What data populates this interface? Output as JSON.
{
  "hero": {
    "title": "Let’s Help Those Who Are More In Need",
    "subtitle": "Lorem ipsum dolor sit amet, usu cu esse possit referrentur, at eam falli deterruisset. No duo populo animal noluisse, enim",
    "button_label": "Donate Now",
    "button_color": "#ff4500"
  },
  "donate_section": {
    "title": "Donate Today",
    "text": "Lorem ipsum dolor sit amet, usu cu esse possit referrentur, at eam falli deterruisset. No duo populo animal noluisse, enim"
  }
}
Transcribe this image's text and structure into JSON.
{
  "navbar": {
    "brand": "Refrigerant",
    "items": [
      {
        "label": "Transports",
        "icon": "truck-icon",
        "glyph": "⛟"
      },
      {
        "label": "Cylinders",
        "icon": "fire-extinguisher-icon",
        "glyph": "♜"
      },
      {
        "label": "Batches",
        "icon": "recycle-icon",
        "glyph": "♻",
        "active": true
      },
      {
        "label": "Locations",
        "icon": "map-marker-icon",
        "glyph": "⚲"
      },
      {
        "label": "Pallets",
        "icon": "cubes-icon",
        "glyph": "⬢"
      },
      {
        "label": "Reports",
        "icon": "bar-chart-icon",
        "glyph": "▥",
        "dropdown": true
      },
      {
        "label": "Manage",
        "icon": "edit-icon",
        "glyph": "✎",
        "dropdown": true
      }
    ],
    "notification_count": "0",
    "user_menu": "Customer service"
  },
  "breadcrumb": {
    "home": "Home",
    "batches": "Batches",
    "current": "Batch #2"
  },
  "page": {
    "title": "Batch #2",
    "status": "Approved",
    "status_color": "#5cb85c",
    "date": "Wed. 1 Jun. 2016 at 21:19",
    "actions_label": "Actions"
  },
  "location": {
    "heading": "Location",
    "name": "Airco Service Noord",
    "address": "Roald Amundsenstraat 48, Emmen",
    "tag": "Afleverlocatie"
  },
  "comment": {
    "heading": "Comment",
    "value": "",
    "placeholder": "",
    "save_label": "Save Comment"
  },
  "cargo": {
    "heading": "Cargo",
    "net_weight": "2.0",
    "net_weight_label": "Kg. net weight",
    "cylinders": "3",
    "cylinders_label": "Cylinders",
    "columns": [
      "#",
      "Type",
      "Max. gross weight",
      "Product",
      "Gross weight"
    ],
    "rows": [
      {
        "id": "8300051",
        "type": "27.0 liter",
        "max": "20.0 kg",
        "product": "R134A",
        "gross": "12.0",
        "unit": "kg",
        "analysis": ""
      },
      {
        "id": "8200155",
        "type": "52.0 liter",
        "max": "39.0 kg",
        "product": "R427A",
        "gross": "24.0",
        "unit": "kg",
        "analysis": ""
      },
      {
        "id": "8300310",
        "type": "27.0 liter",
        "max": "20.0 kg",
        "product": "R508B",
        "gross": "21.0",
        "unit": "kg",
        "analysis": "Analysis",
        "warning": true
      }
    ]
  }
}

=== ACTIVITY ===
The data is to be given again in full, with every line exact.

=== RESPONSE AREA ===
What data populates this interface? Output as JSON.
{
  "hero": {
    "title": "Let’s Help Those Who Are More In Need",
    "subtitle": "Lorem ipsum dolor sit amet, usu cu esse possit referrentur, at eam falli deterruisset. No duo populo animal noluisse, enim",
    "button_label": "Donate Now",
    "button_color": "#ff4500"
  },
  "donate_section": {
    "title": "Donate Today",
    "text": "Lorem ipsum dolor sit amet, usu cu esse possit referrentur, at eam falli deterruisset. No duo populo animal noluisse, enim"
  }
}
Transcribe this image's text and structure into JSON.
{
  "navbar": {
    "brand": "Refrigerant",
    "items": [
      {
        "label": "Transports",
        "icon": "truck-icon",
        "glyph": "⛟"
      },
      {
        "label": "Cylinders",
        "icon": "fire-extinguisher-icon",
        "glyph": "♜"
      },
      {
        "label": "Batches",
        "icon": "recycle-icon",
        "glyph": "♻",
        "active": true
      },
      {
        "label": "Locations",
        "icon": "map-marker-icon",
        "glyph": "⚲"
      },
      {
        "label": "Pallets",
        "icon": "cubes-icon",
        "glyph": "⬢"
      },
      {
        "label": "Reports",
        "icon": "bar-chart-icon",
        "glyph": "▥",
        "dropdown": true
      },
      {
        "label": "Manage",
        "icon": "edit-icon",
        "glyph": "✎",
        "dropdown": true
      }
    ],
    "notification_count": "0",
    "user_menu": "Customer service"
  },
  "breadcrumb": {
    "home": "Home",
    "batches": "Batches",
    "current": "Batch #2"
  },
  "page": {
    "title": "Batch #2",
    "status": "Approved",
    "status_color": "#5cb85c",
    "date": "Wed. 1 Jun. 2016 at 21:19",
    "actions_label": "Actions"
  },
  "location": {
    "heading": "Location",
    "name": "Airco Service Noord",
    "address": "Roald Amundsenstraat 48, Emmen",
    "tag": "Afleverlocatie"
  },
  "comment": {
    "heading": "Comment",
    "value": "",
    "placeholder": "",
    "save_label": "Save Comment"
  },
  "cargo": {
    "heading": "Cargo",
    "net_weight": "2.0",
    "net_weight_label": "Kg. net weight",
    "cylinders": "3",
    "cylinders_label": "Cylinders",
    "columns": [
      "#",
      "Type",
      "Max. gross weight",
      "Product",
      "Gross weight"
    ],
    "rows": [
      {
        "id": "8300051",
        "type": "27.0 liter",
        "max": "20.0 kg",
        "product": "R134A",
        "gross": "12.0",
        "unit": "kg",
        "analysis": ""
      },
      {
        "id": "8200155",
        "type": "52.0 liter",
        "max": "39.0 kg",
        "product": "R427A",
        "gross": "24.0",
        "unit": "kg",
        "analysis": ""
      },
      {
        "id": "8300310",
        "type": "27.0 liter",
        "max": "20.0 kg",
        "product": "R508B",
        "gross": "21.0",
        "unit": "kg",
        "analysis": "Analysis",
        "warning": true
      }
    ]
  }
}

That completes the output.